As history’s largest climate protest occurred this past weekend, followed by a Wall Street-specific sit-in on Monday, the connections between the devastating impacts of climate change and our global financial system have become more than evident. In the United States, there may be no clearer an example of how the two are related than Detroit, Michigan, where financial corruption has left the city’s infrastructure grossly unprepared for the massive flooding that rocked Detroit last month. Even General Motors felt the impact of the severe weather when the car manufacturer’s rapid prototyping facility was submerged in five feet of sewage and water, damaging multiple machines.
The company’s latest misfortune has driven GM to replace their prototyping technology, reportedly leading to a big financial increase for 3D printer manufacturer 3D Systems. According to Piper Jaffray analyst Troy Jensen, the flood resulted in GM purchasing a number of 3D Systems machines:
To our knowledge Detroit experienced significant rainfall over a short period of time and this caused a flood in General Motors Rapid Prototyping facility. The flooded facility was rumored to have up to 5 feet of water and the water had sewage mixed in with it. This ultimately ruined multiple machines and we believe General Motors purchased or ordered 11 iPro 8000s (list for roughly $600K) and a couple of SinterStation machines in the September quarter.
All in all, TheStreet estimates that the total sale of equipment totals something in the area of $6 million to $8 million. And, because the purchase happened so quickly, Jensen adds, “Given this deal was likely not in 3D Systems pipeline, we believe it will provide a boost to the company’s system revenues/backlog in the September quarter.”

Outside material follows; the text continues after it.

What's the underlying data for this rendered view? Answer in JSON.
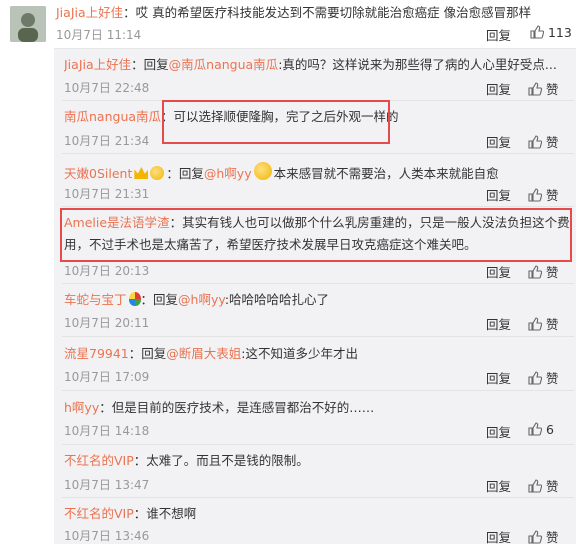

While the purchase may help the company recover its prototyping capabilities in the short-term, the damage done to GM’s facility should be a stern warning to everyone, large corporations included, that more fundamental changes need to occur to prevent the future loss of such expensive equipment if climate change is not reversed quickly.